--- Task inputs Enclosed Below ---
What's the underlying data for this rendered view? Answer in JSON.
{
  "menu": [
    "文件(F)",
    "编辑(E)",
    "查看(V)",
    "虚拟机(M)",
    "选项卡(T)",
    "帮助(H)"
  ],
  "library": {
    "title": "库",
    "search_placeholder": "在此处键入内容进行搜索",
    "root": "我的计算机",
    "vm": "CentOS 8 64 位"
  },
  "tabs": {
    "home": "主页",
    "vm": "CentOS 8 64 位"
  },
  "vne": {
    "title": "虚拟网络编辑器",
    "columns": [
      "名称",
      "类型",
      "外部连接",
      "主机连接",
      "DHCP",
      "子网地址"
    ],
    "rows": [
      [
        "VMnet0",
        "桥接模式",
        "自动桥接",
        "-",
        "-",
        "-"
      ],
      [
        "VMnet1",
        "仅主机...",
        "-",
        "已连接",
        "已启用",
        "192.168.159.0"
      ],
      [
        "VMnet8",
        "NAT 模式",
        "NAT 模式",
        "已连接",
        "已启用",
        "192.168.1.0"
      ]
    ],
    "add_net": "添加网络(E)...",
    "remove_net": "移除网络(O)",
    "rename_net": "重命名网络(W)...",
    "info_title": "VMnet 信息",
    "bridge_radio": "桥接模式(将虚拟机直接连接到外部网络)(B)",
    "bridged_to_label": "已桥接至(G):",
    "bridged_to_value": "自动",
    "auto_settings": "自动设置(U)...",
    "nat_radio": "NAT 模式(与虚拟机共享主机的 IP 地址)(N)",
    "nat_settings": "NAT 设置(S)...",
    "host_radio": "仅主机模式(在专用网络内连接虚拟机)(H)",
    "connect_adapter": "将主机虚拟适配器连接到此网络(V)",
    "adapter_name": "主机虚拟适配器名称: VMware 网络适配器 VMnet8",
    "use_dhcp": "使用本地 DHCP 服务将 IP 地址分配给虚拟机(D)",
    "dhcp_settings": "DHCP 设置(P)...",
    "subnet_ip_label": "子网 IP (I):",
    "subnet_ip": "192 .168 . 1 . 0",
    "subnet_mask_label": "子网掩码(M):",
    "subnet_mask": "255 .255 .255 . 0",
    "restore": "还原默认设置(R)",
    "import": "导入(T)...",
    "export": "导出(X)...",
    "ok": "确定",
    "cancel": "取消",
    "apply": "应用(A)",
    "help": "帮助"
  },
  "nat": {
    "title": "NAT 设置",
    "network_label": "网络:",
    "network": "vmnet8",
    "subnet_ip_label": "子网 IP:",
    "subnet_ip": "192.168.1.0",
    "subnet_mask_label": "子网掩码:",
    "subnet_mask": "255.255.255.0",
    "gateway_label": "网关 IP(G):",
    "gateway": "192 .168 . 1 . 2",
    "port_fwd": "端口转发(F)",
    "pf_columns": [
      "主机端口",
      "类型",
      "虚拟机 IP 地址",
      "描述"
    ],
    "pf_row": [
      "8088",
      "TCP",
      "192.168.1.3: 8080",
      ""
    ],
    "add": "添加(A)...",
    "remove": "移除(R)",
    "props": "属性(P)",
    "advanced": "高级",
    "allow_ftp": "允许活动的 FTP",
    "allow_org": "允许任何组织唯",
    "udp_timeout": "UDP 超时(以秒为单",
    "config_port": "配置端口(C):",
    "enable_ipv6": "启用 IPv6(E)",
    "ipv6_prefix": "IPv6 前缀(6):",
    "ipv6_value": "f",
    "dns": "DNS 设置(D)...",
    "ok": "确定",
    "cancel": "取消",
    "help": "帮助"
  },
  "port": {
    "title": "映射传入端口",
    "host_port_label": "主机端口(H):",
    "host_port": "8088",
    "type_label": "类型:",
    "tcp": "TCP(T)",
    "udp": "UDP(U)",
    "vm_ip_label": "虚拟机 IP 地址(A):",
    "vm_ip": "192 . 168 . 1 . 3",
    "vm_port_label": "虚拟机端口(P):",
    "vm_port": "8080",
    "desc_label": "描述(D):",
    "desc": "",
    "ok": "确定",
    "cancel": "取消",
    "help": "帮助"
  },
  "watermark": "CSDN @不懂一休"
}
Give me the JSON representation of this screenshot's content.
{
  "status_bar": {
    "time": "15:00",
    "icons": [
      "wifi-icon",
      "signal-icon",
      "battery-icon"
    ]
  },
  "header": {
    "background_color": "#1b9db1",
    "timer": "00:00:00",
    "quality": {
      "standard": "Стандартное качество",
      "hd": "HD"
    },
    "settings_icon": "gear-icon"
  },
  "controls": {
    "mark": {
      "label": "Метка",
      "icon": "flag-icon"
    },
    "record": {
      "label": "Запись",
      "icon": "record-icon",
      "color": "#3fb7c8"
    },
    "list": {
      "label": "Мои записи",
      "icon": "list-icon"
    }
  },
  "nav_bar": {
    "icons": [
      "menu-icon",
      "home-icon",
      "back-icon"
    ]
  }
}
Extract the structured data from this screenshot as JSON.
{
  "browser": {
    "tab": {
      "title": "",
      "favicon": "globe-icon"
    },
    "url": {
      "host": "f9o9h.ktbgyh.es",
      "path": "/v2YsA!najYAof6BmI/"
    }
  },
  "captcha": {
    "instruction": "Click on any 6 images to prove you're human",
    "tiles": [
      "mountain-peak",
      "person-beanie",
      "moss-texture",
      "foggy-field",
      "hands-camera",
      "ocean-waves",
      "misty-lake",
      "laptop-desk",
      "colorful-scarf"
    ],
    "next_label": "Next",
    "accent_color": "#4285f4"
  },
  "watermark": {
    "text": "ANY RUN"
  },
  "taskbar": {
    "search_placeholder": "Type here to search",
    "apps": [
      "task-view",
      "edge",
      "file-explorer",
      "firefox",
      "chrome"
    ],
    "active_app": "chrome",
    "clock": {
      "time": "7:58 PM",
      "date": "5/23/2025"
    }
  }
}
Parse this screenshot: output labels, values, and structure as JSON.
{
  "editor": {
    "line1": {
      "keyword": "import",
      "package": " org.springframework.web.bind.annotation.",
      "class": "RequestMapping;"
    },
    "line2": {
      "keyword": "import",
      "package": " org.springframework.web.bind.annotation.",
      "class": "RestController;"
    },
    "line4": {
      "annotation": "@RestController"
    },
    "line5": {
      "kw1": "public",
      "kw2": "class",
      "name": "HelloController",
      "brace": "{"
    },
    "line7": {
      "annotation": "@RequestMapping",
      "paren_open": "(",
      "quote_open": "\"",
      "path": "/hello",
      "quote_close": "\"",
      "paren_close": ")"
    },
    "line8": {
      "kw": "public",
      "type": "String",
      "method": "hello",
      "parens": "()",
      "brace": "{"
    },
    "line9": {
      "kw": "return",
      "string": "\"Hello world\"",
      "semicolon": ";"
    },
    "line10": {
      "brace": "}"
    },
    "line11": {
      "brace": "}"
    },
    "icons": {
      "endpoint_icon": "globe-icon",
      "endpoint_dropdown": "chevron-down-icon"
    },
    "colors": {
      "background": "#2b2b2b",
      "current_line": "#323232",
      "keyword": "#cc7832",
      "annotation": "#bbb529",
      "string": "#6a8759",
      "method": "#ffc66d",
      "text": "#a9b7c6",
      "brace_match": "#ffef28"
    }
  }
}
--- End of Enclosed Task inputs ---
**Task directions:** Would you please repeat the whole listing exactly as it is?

**Task answer:**
What's the underlying data for this rendered view? Answer in JSON.
{
  "menu": [
    "文件(F)",
    "编辑(E)",
    "查看(V)",
    "虚拟机(M)",
    "选项卡(T)",
    "帮助(H)"
  ],
  "library": {
    "title": "库",
    "search_placeholder": "在此处键入内容进行搜索",
    "root": "我的计算机",
    "vm": "CentOS 8 64 位"
  },
  "tabs": {
    "home": "主页",
    "vm": "CentOS 8 64 位"
  },
  "vne": {
    "title": "虚拟网络编辑器",
    "columns": [
      "名称",
      "类型",
      "外部连接",
      "主机连接",
      "DHCP",
      "子网地址"
    ],
    "rows": [
      [
        "VMnet0",
        "桥接模式",
        "自动桥接",
        "-",
        "-",
        "-"
      ],
      [
        "VMnet1",
        "仅主机...",
        "-",
        "已连接",
        "已启用",
        "192.168.159.0"
      ],
      [
        "VMnet8",
        "NAT 模式",
        "NAT 模式",
        "已连接",
        "已启用",
        "192.168.1.0"
      ]
    ],
    "add_net": "添加网络(E)...",
    "remove_net": "移除网络(O)",
    "rename_net": "重命名网络(W)...",
    "info_title": "VMnet 信息",
    "bridge_radio": "桥接模式(将虚拟机直接连接到外部网络)(B)",
    "bridged_to_label": "已桥接至(G):",
    "bridged_to_value": "自动",
    "auto_settings": "自动设置(U)...",
    "nat_radio": "NAT 模式(与虚拟机共享主机的 IP 地址)(N)",
    "nat_settings": "NAT 设置(S)...",
    "host_radio": "仅主机模式(在专用网络内连接虚拟机)(H)",
    "connect_adapter": "将主机虚拟适配器连接到此网络(V)",
    "adapter_name": "主机虚拟适配器名称: VMware 网络适配器 VMnet8",
    "use_dhcp": "使用本地 DHCP 服务将 IP 地址分配给虚拟机(D)",
    "dhcp_settings": "DHCP 设置(P)...",
    "subnet_ip_label": "子网 IP (I):",
    "subnet_ip": "192 .168 . 1 . 0",
    "subnet_mask_label": "子网掩码(M):",
    "subnet_mask": "255 .255 .255 . 0",
    "restore": "还原默认设置(R)",
    "import": "导入(T)...",
    "export": "导出(X)...",
    "ok": "确定",
    "cancel": "取消",
    "apply": "应用(A)",
    "help": "帮助"
  },
  "nat": {
    "title": "NAT 设置",
    "network_label": "网络:",
    "network": "vmnet8",
    "subnet_ip_label": "子网 IP:",
    "subnet_ip": "192.168.1.0",
    "subnet_mask_label": "子网掩码:",
    "subnet_mask": "255.255.255.0",
    "gateway_label": "网关 IP(G):",
    "gateway": "192 .168 . 1 . 2",
    "port_fwd": "端口转发(F)",
    "pf_columns": [
      "主机端口",
      "类型",
      "虚拟机 IP 地址",
      "描述"
    ],
    "pf_row": [
      "8088",
      "TCP",
      "192.168.1.3: 8080",
      ""
    ],
    "add": "添加(A)...",
    "remove": "移除(R)",
    "props": "属性(P)",
    "advanced": "高级",
    "allow_ftp": "允许活动的 FTP",
    "allow_org": "允许任何组织唯",
    "udp_timeout": "UDP 超时(以秒为单",
    "config_port": "配置端口(C):",
    "enable_ipv6": "启用 IPv6(E)",
    "ipv6_prefix": "IPv6 前缀(6):",
    "ipv6_value": "f",
    "dns": "DNS 设置(D)...",
    "ok": "确定",
    "cancel": "取消",
    "help": "帮助"
  },
  "port": {
    "title": "映射传入端口",
    "host_port_label": "主机端口(H):",
    "host_port": "8088",
    "type_label": "类型:",
    "tcp": "TCP(T)",
    "udp": "UDP(U)",
    "vm_ip_label": "虚拟机 IP 地址(A):",
    "vm_ip": "192 . 168 . 1 . 3",
    "vm_port_label": "虚拟机端口(P):",
    "vm_port": "8080",
    "desc_label": "描述(D):",
    "desc": "",
    "ok": "确定",
    "cancel": "取消",
    "help": "帮助"
  },
  "watermark": "CSDN @不懂一休"
}
Give me the JSON representation of this screenshot's content.
{
  "status_bar": {
    "time": "15:00",
    "icons": [
      "wifi-icon",
      "signal-icon",
      "battery-icon"
    ]
  },
  "header": {
    "background_color": "#1b9db1",
    "timer": "00:00:00",
    "quality": {
      "standard": "Стандартное качество",
      "hd": "HD"
    },
    "settings_icon": "gear-icon"
  },
  "controls": {
    "mark": {
      "label": "Метка",
      "icon": "flag-icon"
    },
    "record": {
      "label": "Запись",
      "icon": "record-icon",
      "color": "#3fb7c8"
    },
    "list": {
      "label": "Мои записи",
      "icon": "list-icon"
    }
  },
  "nav_bar": {
    "icons": [
      "menu-icon",
      "home-icon",
      "back-icon"
    ]
  }
}
Extract the structured data from this screenshot as JSON.
{
  "browser": {
    "tab": {
      "title": "",
      "favicon": "globe-icon"
    },
    "url": {
      "host": "f9o9h.ktbgyh.es",
      "path": "/v2YsA!najYAof6BmI/"
    }
  },
  "captcha": {
    "instruction": "Click on any 6 images to prove you're human",
    "tiles": [
      "mountain-peak",
      "person-beanie",
      "moss-texture",
      "foggy-field",
      "hands-camera",
      "ocean-waves",
      "misty-lake",
      "laptop-desk",
      "colorful-scarf"
    ],
    "next_label": "Next",
    "accent_color": "#4285f4"
  },
  "watermark": {
    "text": "ANY RUN"
  },
  "taskbar": {
    "search_placeholder": "Type here to search",
    "apps": [
      "task-view",
      "edge",
      "file-explorer",
      "firefox",
      "chrome"
    ],
    "active_app": "chrome",
    "clock": {
      "time": "7:58 PM",
      "date": "5/23/2025"
    }
  }
}
Parse this screenshot: output labels, values, and structure as JSON.
{
  "editor": {
    "line1": {
      "keyword": "import",
      "package": " org.springframework.web.bind.annotation.",
      "class": "RequestMapping;"
    },
    "line2": {
      "keyword": "import",
      "package": " org.springframework.web.bind.annotation.",
      "class": "RestController;"
    },
    "line4": {
      "annotation": "@RestController"
    },
    "line5": {
      "kw1": "public",
      "kw2": "class",
      "name": "HelloController",
      "brace": "{"
    },
    "line7": {
      "annotation": "@RequestMapping",
      "paren_open": "(",
      "quote_open": "\"",
      "path": "/hello",
      "quote_close": "\"",
      "paren_close": ")"
    },
    "line8": {
      "kw": "public",
      "type": "String",
      "method": "hello",
      "parens": "()",
      "brace": "{"
    },
    "line9": {
      "kw": "return",
      "string": "\"Hello world\"",
      "semicolon": ";"
    },
    "line10": {
      "brace": "}"
    },
    "line11": {
      "brace": "}"
    },
    "icons": {
      "endpoint_icon": "globe-icon",
      "endpoint_dropdown": "chevron-down-icon"
    },
    "colors": {
      "background": "#2b2b2b",
      "current_line": "#323232",
      "keyword": "#cc7832",
      "annotation": "#bbb529",
      "string": "#6a8759",
      "method": "#ffc66d",
      "text": "#a9b7c6",
      "brace_match": "#ffef28"
    }
  }
}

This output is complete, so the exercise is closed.